The Introit of today's mass is taken from the Prophet Isaias, with a verse from psalm 79.
Populus Sion, ecce Dominus veniet ad salvandas gentes: et auditam faciet Dominus gloriam vocis suae in laetitia cordis vestri. Ps. Qui regis Israel intende: qui deducis velut ovem, Joseph.
People of Sion, behold the Lord will come to save the Gentiles: and the Lord will make the glory of his voice heard to the joy of your hearts. Ps. Give ear, O thou that rulest Israel: thou that leadest Joseph like a sheep.
(Isaias 30:30 and Psalm 79:2 from the Introit of Mass)
Populus - People.
Sion - of Sion. Should be genitive case, indicating possession, but since Sion is a word of non-Latin origin its ending does not change.
ecce - behold! look!
Dominus - the Lord.
veniet - he will come. Venio is I come. Here the verb is in the future tense.
ad - unto. The noun or pronoun following it will take the accusative tense.
salvandas - 'the saving of'. This is a gerundive - a verbal adjective - see grammatical note below! Salvo is I save; the ending -andas indicates a gerundive in the accusative case, agreeing with gentes which it qualifies.
gentes - the peoples. Gens is people. Here Gentes is plural and in the accusative case, following ad.
et - and
auditam - 'heard'. This is a 'perfect passive participle.' It has the sense of 'having been heard.'
faciet - he will make. Facio is I make. Faciet is future tense.
Dominus - the Lord. Subject of the verb faciet.
gloriam - the glory. Gloria is glory. Gloriam is accusative case, as direct object of the verb faciet.
vocis - of the voice. Vox his voice. Vocis is genitive case, indicating possession.
suae - his. The ending changes to go with vocis, which it qualifies.
in - in. Followed by the ablative case when it indicates state or location.
laetitia - the joy. Ablative case, to follow in.
cordis - of the heart. Cor is heart. Cordis is genitive case, indicating possession.
vestri - your (plural). The ending indicates genitive case, going with cordis, which it qualifies.
Qui - Who. Relative pronoun. This makes the subject of the verb 'you who' rule.
regis - You rule. Rego is I rule. Regis is you rule (singular).
Israel - Israel. Another non-Latin word whose ending doesn't change here. It should be accusative case, as direct object of the verb regis.
intende - Give ear. Imperative form of the verb.
qui - Who. A relative pronoun.
deducis - you lead. Deduco is I lead. Deducis is you lead (singular).
velut - like.
ovem - a sheep. Ovis is a sheep. Accusative tense, to go with Joseph, as direct object of the verb deducis.

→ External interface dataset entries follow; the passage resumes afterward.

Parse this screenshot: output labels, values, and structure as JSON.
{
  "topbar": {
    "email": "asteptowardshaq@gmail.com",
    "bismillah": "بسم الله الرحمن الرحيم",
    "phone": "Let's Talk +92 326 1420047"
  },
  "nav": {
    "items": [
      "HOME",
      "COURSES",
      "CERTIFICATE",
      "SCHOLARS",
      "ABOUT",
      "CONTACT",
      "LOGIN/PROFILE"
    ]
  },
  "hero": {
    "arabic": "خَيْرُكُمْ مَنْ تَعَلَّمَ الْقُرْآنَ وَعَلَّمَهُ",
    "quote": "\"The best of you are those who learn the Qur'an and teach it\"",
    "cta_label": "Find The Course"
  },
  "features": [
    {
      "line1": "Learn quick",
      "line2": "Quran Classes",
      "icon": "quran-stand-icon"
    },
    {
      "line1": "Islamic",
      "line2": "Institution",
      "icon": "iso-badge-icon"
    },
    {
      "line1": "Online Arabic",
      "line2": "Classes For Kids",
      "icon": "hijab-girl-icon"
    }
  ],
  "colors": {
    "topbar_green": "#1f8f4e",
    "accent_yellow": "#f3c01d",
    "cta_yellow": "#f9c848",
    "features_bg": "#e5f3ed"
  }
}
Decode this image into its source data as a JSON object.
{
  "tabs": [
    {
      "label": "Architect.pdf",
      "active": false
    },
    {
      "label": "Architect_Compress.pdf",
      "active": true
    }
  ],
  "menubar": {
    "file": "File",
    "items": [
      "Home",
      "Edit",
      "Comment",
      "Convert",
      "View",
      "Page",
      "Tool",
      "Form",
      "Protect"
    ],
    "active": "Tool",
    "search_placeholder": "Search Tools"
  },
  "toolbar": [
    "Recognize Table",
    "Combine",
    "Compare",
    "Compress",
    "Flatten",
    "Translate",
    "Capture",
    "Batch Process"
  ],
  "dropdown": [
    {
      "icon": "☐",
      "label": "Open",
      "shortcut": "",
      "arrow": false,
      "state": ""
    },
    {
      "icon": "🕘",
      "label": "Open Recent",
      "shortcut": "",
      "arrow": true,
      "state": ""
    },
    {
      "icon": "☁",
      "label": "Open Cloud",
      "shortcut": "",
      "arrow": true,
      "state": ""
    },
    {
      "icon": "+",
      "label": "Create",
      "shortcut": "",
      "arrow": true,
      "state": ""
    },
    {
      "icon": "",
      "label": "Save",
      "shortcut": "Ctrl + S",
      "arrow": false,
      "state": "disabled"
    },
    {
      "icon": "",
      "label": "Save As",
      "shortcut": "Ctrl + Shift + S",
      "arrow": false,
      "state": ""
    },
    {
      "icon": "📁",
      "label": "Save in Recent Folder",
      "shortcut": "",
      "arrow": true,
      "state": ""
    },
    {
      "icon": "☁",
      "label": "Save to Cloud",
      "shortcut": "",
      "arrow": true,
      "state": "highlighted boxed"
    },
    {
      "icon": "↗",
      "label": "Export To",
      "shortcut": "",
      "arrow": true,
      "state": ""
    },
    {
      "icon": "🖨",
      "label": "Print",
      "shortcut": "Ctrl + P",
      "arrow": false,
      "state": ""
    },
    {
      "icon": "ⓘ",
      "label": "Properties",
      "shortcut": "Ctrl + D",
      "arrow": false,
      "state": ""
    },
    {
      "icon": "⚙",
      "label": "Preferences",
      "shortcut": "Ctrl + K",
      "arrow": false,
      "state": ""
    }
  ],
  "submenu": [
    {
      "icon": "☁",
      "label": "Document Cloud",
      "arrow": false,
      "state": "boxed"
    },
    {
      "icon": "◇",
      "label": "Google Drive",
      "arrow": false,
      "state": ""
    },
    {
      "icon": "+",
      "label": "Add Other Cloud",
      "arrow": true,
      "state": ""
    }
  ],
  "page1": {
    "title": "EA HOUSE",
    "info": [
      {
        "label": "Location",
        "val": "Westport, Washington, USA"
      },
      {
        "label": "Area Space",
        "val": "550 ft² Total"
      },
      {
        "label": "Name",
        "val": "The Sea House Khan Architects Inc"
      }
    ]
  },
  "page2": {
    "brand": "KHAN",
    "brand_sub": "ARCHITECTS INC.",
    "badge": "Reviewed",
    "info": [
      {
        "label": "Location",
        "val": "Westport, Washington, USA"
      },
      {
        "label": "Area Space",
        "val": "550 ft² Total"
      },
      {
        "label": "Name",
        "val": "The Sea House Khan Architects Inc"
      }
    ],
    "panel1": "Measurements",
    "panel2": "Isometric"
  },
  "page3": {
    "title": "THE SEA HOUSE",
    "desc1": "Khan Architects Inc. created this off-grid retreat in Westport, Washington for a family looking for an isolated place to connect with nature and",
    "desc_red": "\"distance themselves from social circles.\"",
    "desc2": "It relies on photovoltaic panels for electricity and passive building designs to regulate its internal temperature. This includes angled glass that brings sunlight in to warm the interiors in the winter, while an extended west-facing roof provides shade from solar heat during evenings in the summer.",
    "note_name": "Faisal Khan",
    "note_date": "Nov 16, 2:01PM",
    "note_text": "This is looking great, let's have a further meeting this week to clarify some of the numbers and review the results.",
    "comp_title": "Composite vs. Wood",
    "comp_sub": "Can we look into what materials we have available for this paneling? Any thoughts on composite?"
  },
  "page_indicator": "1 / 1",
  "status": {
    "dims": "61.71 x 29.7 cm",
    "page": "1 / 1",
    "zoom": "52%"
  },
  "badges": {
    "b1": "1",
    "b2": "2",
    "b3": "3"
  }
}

Joseph - Joseph. Another non-Latin word that doesn't change its ending. Direct object of the verb deducis.
Grammatical Note - The Gerundive
'ad salvandas gentes' - In order to save the peoples.
Salvandas is a gerundive. A gerundive is a verbal adjective - so it is used to qualify nouns as if it were an adjective. It has a passive sense, and expresses something that must or ought to be done. Salvandas means literally something like 'which is to be saved'. So the phrase means literally ' to the peoples which is to be saved' - more colloquially, 'in order to save the people.'
This is quite a common construction. Another example is:
Ad pacem petendam - in order to seek peace.
Ad - towards. Followed by accusative.
Pacem - peace. Pax is peace. Pacem is its accusative, to follow ad.
Petendam - this is the gerundive of peto, I seek, and has the sense of fitting or ought to be sought. The ending -am indicates agreement with the noun pacem.
Gerundives can be recognized since the end with -andus, -endus, -iendus - although the precise ending -us might be changed to agree with whatever noun has been qualified. So it might be -endam (as in petendam) or -andas (as in salvandas).
Amandus - fitting or ought to be loved. (Feminine form amanda, as in the name).
Monendus - fitting our ought to be warned or advised.
Regendus - fitting or ought to be ruled.
Audiendus - fitting or ought to be heard.